When Cape Cod snugs down for the winter and summer residents depart, the town of Wellfleet, Mass., shrinks from 20,000 to 3,000. For some, that can be a letdown, and teenagers often felt there was “nothing to do.” Parents—as parents will—wondered what they might do to turn that around.
In 1997, two mothers, Sharyn Lindsay and Ellen Webb, came up with an answer—a Mustard Seed Kitchen. Lindsay wanted to “involve” youngsters. Webb suggested asking them to help cook meals for people in crisis. When the two sent out feelers to discover if such a need existed in the community, the elementary school called with news of a family in trouble—and Mustard Seed Kitchen was born.
At first it operated out of Lindsay’s home, but in 1998 Anne Freyss got the First Congregational Church to lend its kitchen. The system is simple: Someone calls to express concern for a neighbor or a friend, and Webb calls to ask if she can drop by with a cooked meal—the answer usually is yes.
“I tell them we do this twice a week and will continue until they tell us to stop,” says Webb. On average, 20 meals go out at a time. The Mustard Seed Kitchen helps people who are grieving, unemployed, sick, or going through other troubles.
Although adults do much of the food preparation, Mustard Seed also functions as a teen social center. Both Lindsay and Webb emphasize they want kids to feel it’s their kitchen, and they don’t have to work, but some help with the cooking and some do deliveries. Others come just to hang out.
On Monday, Tuesday, and Wednesday afternoons, the church basement smells of chicken soup and fresh baking. Pots bubble on the stove as food coordinator Iris Sands prepares le plat du jour. Teenagers wander in after school for brownies or melted cheese sandwiches—up to 40 at a time—and the adults make them feel welcome.
“I come with an appetite,” says Emily DeVasto. Sitting in the adjoining hall, she chats with Morgan Clark, who says, “It feels like family here. No matter how long you stay away, you get a good meal and cool people to talk to.”
“It’s a wonderful place to come and be warm,” adds Sky Freyss-Cole. “And we learn to feel more comfortable with older people.”
In addition to preparing meals, volunteers lead workshops: astrology, Reiki, and fly-fishing.
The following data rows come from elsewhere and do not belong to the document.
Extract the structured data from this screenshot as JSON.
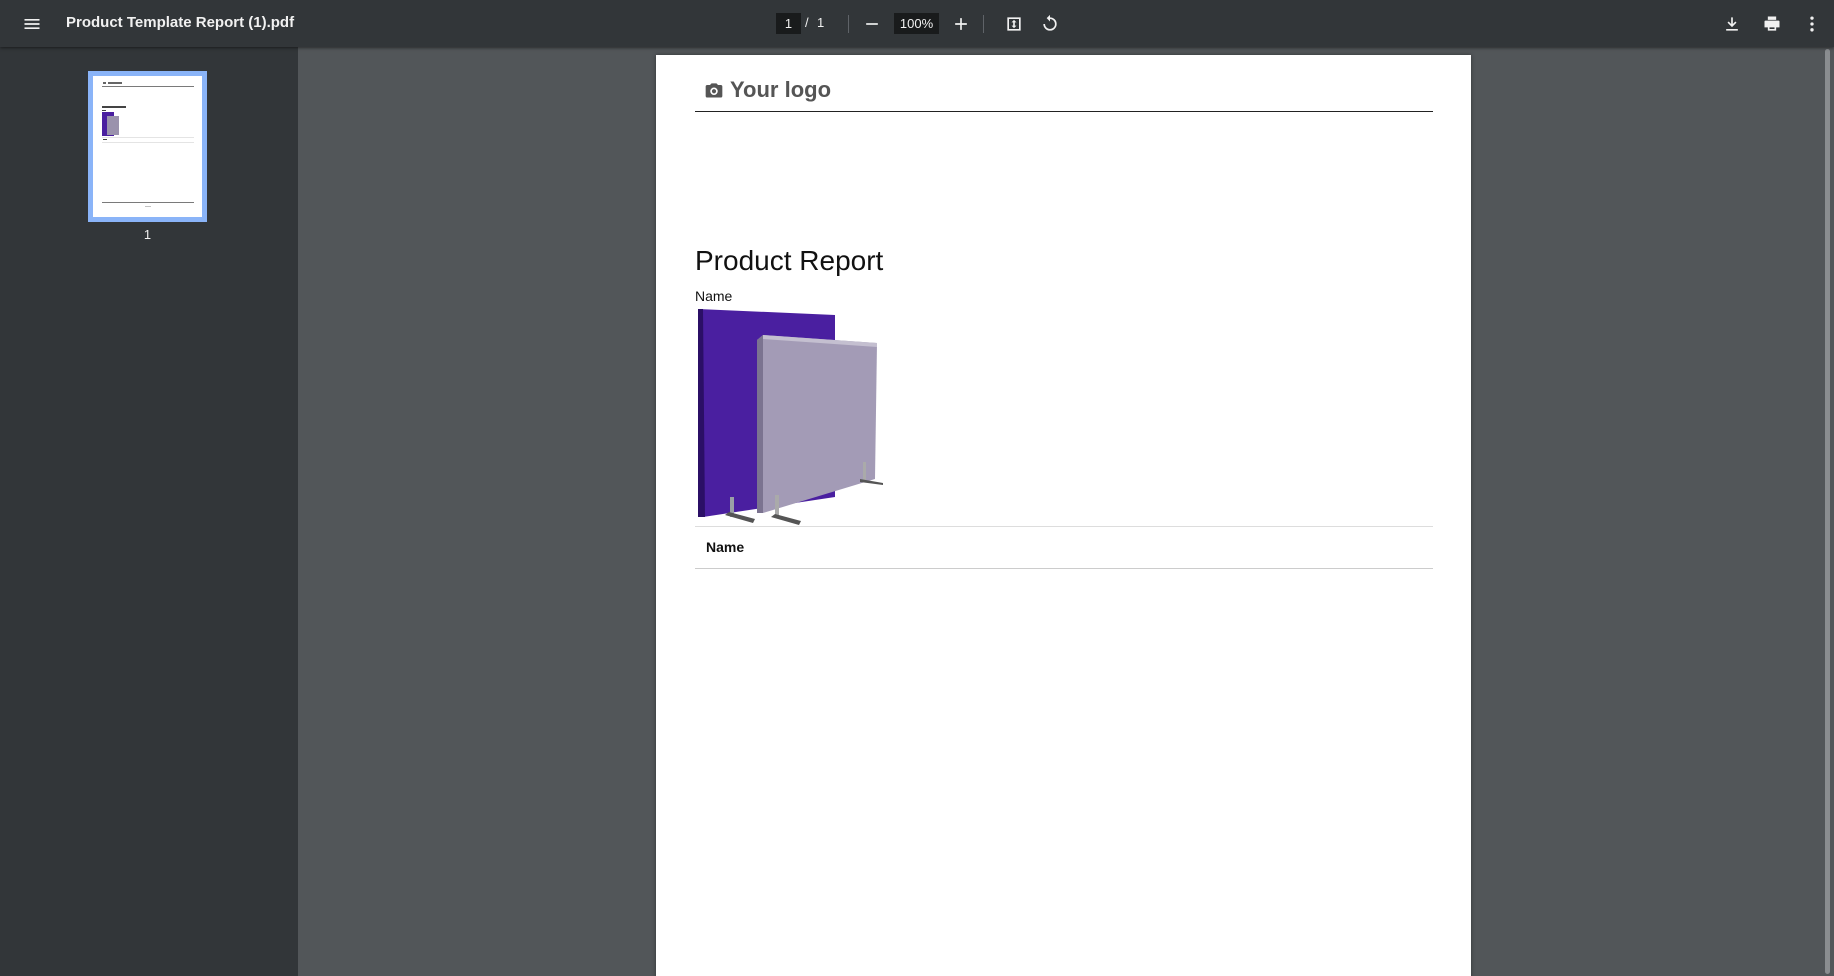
{
  "toolbar": {
    "title": "Product Template Report (1).pdf",
    "current_page": "1",
    "page_separator": "/",
    "total_pages": "1",
    "zoom": "100%",
    "icons": [
      "menu-icon",
      "zoom-out-icon",
      "zoom-in-icon",
      "fit-page-icon",
      "rotate-icon",
      "download-icon",
      "print-icon",
      "more-vert-icon"
    ]
  },
  "sidebar": {
    "thumbnails": [
      {
        "label": "1"
      }
    ]
  },
  "document": {
    "logo_text": "Your logo",
    "report_title": "Product Report",
    "field_label": "Name",
    "table": {
      "columns": [
        "Name"
      ]
    }
  },
  "colors": {
    "toolbar_bg": "#323639",
    "viewer_bg": "#525659",
    "thumb_highlight": "#8ab4f8",
    "product_purple": "#4a1fa0",
    "product_grey": "#9a92ac"
  }
}
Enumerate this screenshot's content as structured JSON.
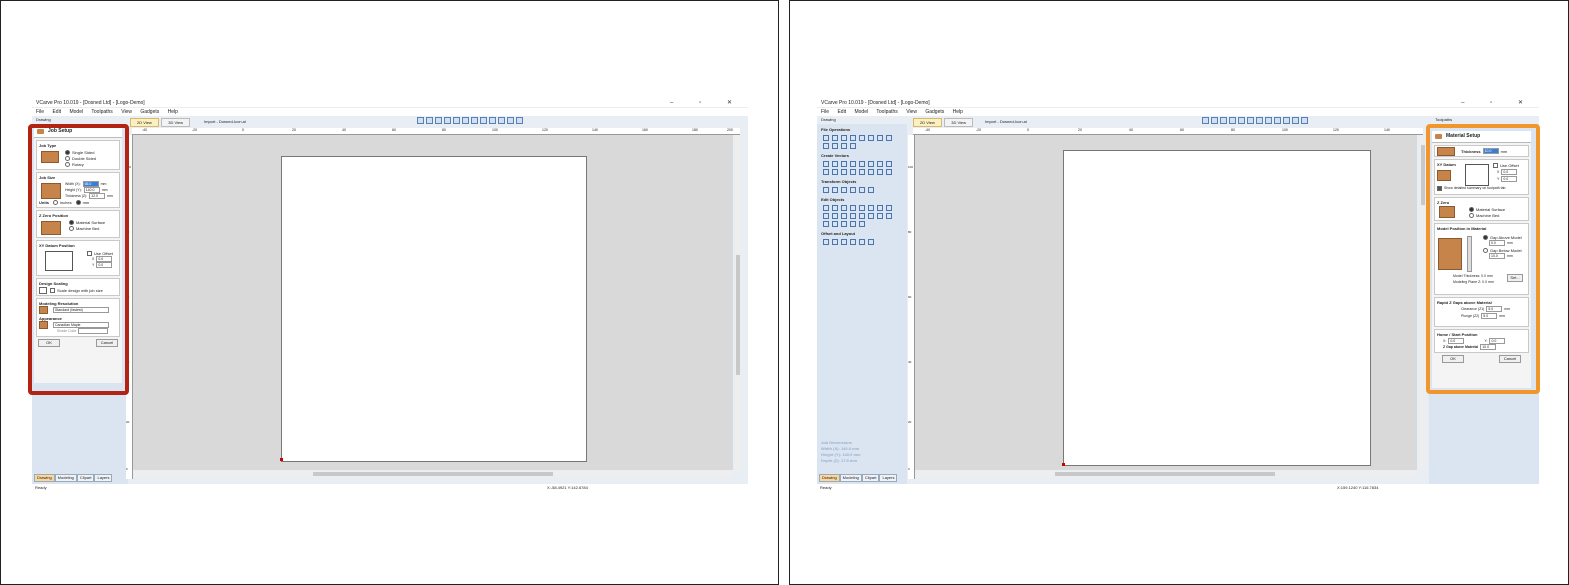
{
  "left": {
    "window_title": "VCarve Pro 10.019 - [Dosned Ltd] - [Logo-Demo]",
    "menus": [
      "File",
      "Edit",
      "Model",
      "Toolpaths",
      "View",
      "Gadgets",
      "Help"
    ],
    "panel_title": "Drawing",
    "tabs": [
      "2D View",
      "3D View"
    ],
    "import_label": "Import - Dosned-Icon.ai",
    "ruler_labels": [
      "-40",
      "-20",
      "0",
      "20",
      "40",
      "60",
      "80",
      "100",
      "120",
      "140",
      "160",
      "180",
      "200"
    ],
    "vruler_labels": [
      "100",
      "80",
      "60",
      "40",
      "20",
      "0"
    ],
    "bottom_tabs": [
      "Drawing",
      "Modeling",
      "Clipart",
      "Layers"
    ],
    "status_left": "Ready",
    "status_right": "X:-58.4921 Y:142.6784",
    "dialog": {
      "title": "Job Setup",
      "job_type_title": "Job Type",
      "job_type_options": [
        "Single Sided",
        "Double Sided",
        "Rotary"
      ],
      "job_size_title": "Job Size",
      "width_label": "Width (X):",
      "width_value": "66.0",
      "height_label": "Height (Y):",
      "height_value": "140.0",
      "thickness_label": "Thickness (Z):",
      "thickness_value": "12.0",
      "unit": "mm",
      "units_label": "Units",
      "units_options": [
        "inches",
        "mm"
      ],
      "zzero_title": "Z Zero Position",
      "zzero_options": [
        "Material Surface",
        "Machine Bed"
      ],
      "xy_title": "XY Datum Position",
      "use_offset": "Use Offset",
      "x_label": "X",
      "y_label": "Y",
      "x_value": "0.0",
      "y_value": "0.0",
      "design_scaling_title": "Design Scaling",
      "scale_label": "Scale design with job size",
      "modeling_res_title": "Modeling Resolution",
      "modeling_res_value": "Standard (fastest)",
      "appearance_title": "Appearance",
      "appearance_value": "Canadian Maple",
      "shade_label": "Shade Color",
      "ok": "OK",
      "cancel": "Cancel"
    }
  },
  "right": {
    "window_title": "VCarve Pro 10.019 - [Dosned Ltd] - [Logo-Demo]",
    "menus": [
      "File",
      "Edit",
      "Model",
      "Toolpaths",
      "View",
      "Gadgets",
      "Help"
    ],
    "panel_title": "Drawing",
    "right_panel_title": "Toolpaths",
    "tabs": [
      "2D View",
      "3D View"
    ],
    "import_label": "Import - Dosned-Icon.ai",
    "ruler_labels": [
      "-40",
      "-20",
      "0",
      "20",
      "40",
      "60",
      "80",
      "100",
      "120",
      "140"
    ],
    "vruler_labels": [
      "100",
      "80",
      "60",
      "40",
      "20",
      "0"
    ],
    "tool_groups": [
      "File Operations",
      "Create Vectors",
      "Transform Objects",
      "Edit Objects",
      "Offset and Layout"
    ],
    "job_dims": {
      "title": "Job Dimensions",
      "width": "Width (X): 140.0 mm",
      "height": "Height (Y): 140.0 mm",
      "depth": "Depth (Z): 17.5 mm"
    },
    "bottom_tabs": [
      "Drawing",
      "Modeling",
      "Clipart",
      "Layers"
    ],
    "status_left": "Ready",
    "status_right": "X:159.1240 Y:116.7834",
    "dialog": {
      "title": "Material Setup",
      "thickness_label": "Thickness",
      "thickness_value": "10.0",
      "unit": "mm",
      "xy_title": "XY Datum",
      "use_offset": "Use Offset",
      "x_label": "X",
      "y_label": "Y",
      "x_value": "0.0",
      "y_value": "0.0",
      "summary_label": "Show detailed summary on toolpath tab",
      "zzero_title": "Z Zero",
      "zzero_options": [
        "Material Surface",
        "Machine Bed"
      ],
      "model_pos_title": "Model Position in Material",
      "gap_above": "Gap Above Model",
      "gap_above_value": "0.0",
      "gap_below": "Gap Below Model",
      "gap_below_value": "10.0",
      "model_thickness": "Model Thickness: 0.0 mm",
      "modeling_plane": "Modeling Plane Z: 0.0 mm",
      "set_button": "Set...",
      "rapid_title": "Rapid Z Gaps above Material",
      "clearance_label": "Clearance (Z1)",
      "clearance_value": "5.0",
      "plunge_label": "Plunge (Z2)",
      "plunge_value": "5.0",
      "home_title": "Home / Start Position",
      "home_x_label": "X:",
      "home_x_value": "0.0",
      "home_y_label": "Y:",
      "home_y_value": "0.0",
      "zgap_label": "Z Gap above Material",
      "zgap_value": "10.0",
      "ok": "OK",
      "cancel": "Cancel"
    }
  },
  "colors": {
    "left_highlight": "#b32313",
    "right_highlight": "#f0962d",
    "panel_bg": "#dbe5f1",
    "canvas_bg": "#d9d9d9"
  }
}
Last winter, Lindsay taught sewing on five donated machines, an idea the kids proposed. In the spring, youngsters can choose guitar, yoga, or bonsai lessons.
“It was hard before to meet people after school,” says Eric Rushby. “I like to relax with the free food and pool.” Indeed, half a dozen kids congregate around the new pool table donated by a community member. Nearby, DeVasto and Tristin Cope play Hacky Sack while listening to the stereo. It was donated too, as were the computer, Foosball, and pingpong table.
Money to run the kitchen comes from individuals, as well as town government and the police association, which one year sent the kids whitewater rafting. Restaurants and supermarkets donate food. In the spring, Mustard Seed Kitchen holds an art auction with live music and a talent show involving both youngsters and organizers. Last year the event raised $4,000.
Lindsay’s son, Kai Potter, says he’s proud of his mom. “It’s a really cool thing she’s doing. She taught me that if you’re helping people, you feel good about it yourself.”
Tyler Roberts, Webb’s son, agrees. “I think the Mustard Seed has been a big influence because it shows that helping is a good thing.”
At Mustard Seed, the community comes together. Lindsay believes one-on-one relationships with the volunteers is the key. “Before, people were afraid of groups of kids,” she says. “Now they’re on a first-name basis. What’s more, the kids are made to feel adults care.”
When Lindsay and Webb first explained their plan—and their hope of building trust and continuity in young lives—members of the congregation were skeptical. “They were floored when we pulled it off,” Webb laughs.
All it takes is a couple of people with faith—about the size of a mustard seed.